Academy award-winning actress Patricia Arquette honored Ali on Twitter, tweeting, “Love and peace to the family of the greatest
#MuhammadAli Always the champ!:
Everybody Loves Raymond creator Phil Rosenthal tweeted that meeting Muhammad Ali was a “dream come true.”
6-time NBA Champion Scottie Pippen called Ali “the champion of champions” in his Twitter tribute.
ABC’s Ben Sherwood tweeted another famous Muhammad Ali quote.
Ali was sent to the hospital on Thursday due to a respiratory problem. At the time, the move was referred to as a “precaution.” 24 hours later, Muhammad had been placed on life support with his family members saying that they “feared the worst.”
Late Friday Ali was declared dead by a family spokesperson while confined at a hospital in Phoenix Arizona.
As a young man, Muhammad was vibrant and full of life. If there’s anything that can match his foot and hand speed in the ring, it was his sharp tongue. After being diagnosed with Parkinson’s disease in 1984 at age 42, Ali’s coordination started to deteriorate.
Muhammad Ali has perhaps the most memorable bouts in boxing history. He (then Cassius Clay) won the title for the first time as a heavy underdog against Sonny Liston in February 1964. The “Fight of the Century” and “Thrilla in Manila” against Joe Frazier were some of the toughest fights Ali had ever fought in. At age 32, Ali shocked everyone when he knocked out George Foreman to regain his title.
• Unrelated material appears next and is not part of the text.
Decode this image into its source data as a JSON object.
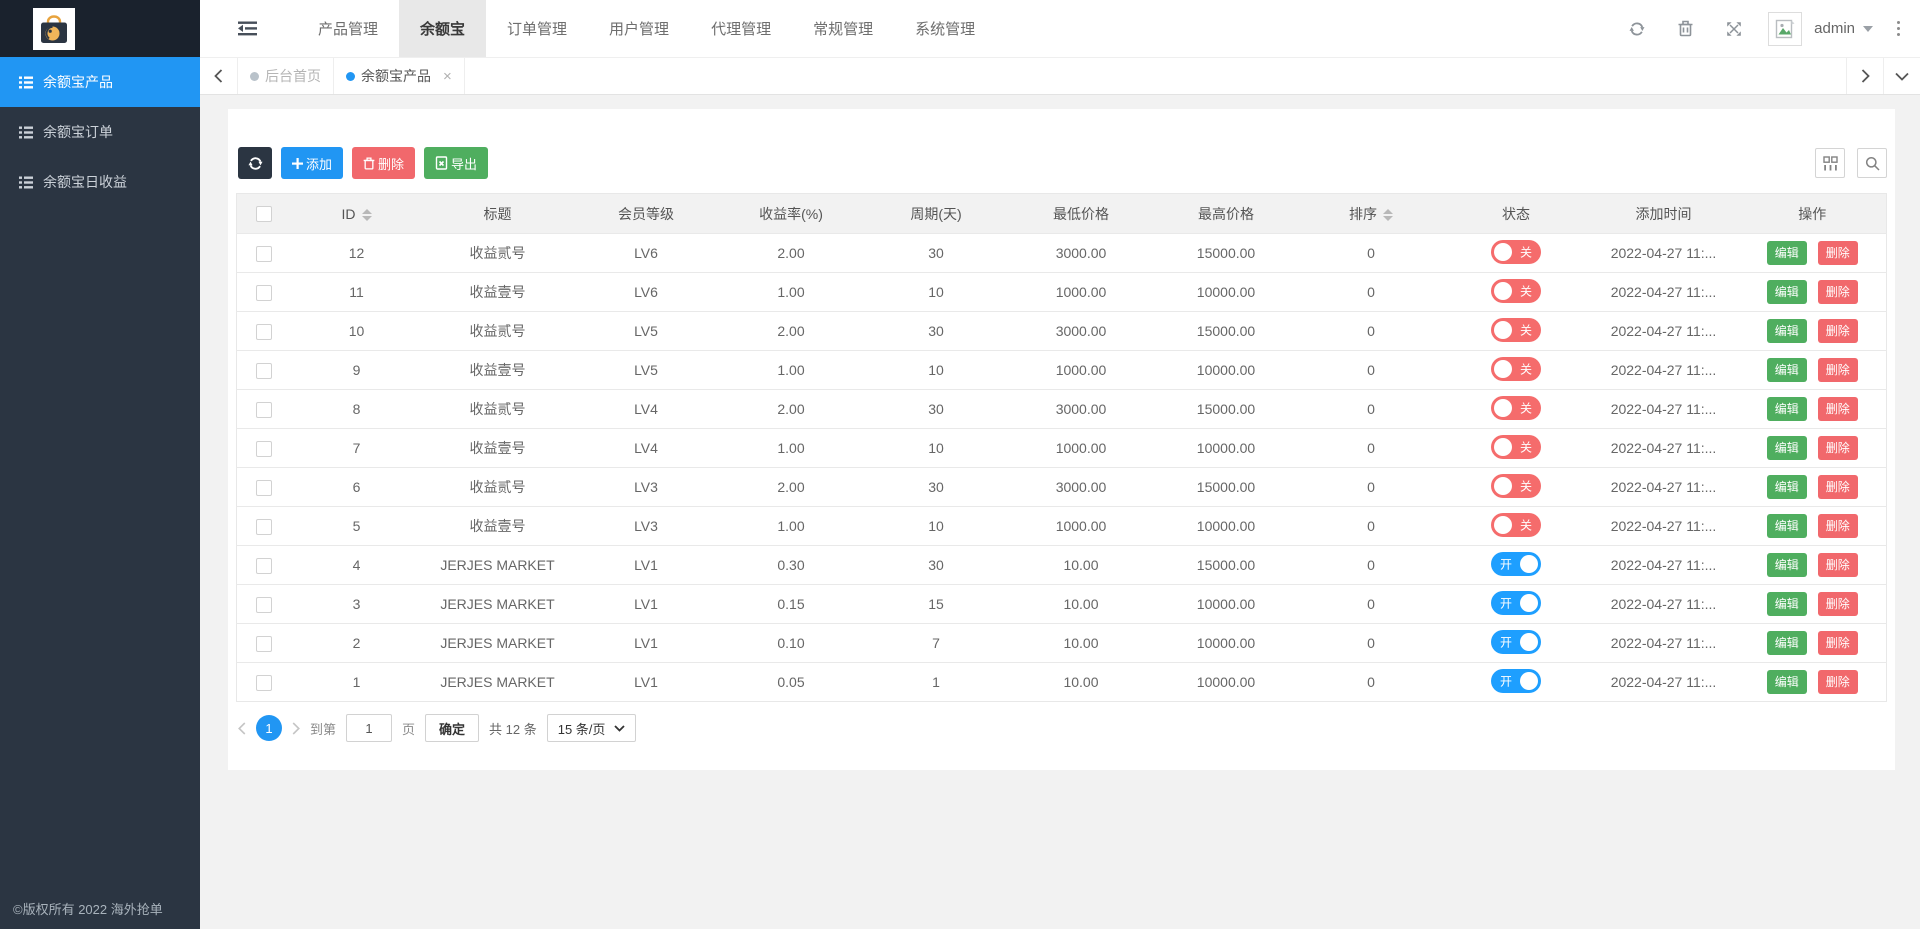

“Muhammad Ali was one of the greatest human beings I have ever met. No doubt he was one of the best people to have lived in this day and age,” Foreman said to BBC following Ali’s death.
Ali’s exploits outside the ring are just as legendary. He received heavy criticism from many white Americans when he converted to Islam and changed his name from Cassius Clay to Muhammad Ali. He also refused to be conscripted into the US military on account of his strong opposition against the Vietnam war.
“Man, I ain’t got no quarrel with them Vietcong.” he said to reporters when he refused to be drafted into the army.
In 1996, Ali felt well enough to light the torch at the 1996 Olympics in Atlanta. His hands shook, but as is typical of him throughout his entire life, he soldiered on and finished the job.
Muhammad Ali’s great legacy continues to inspire even in death. How has he inspired you?
[Photo by Andrew H. Walker/Getty Images]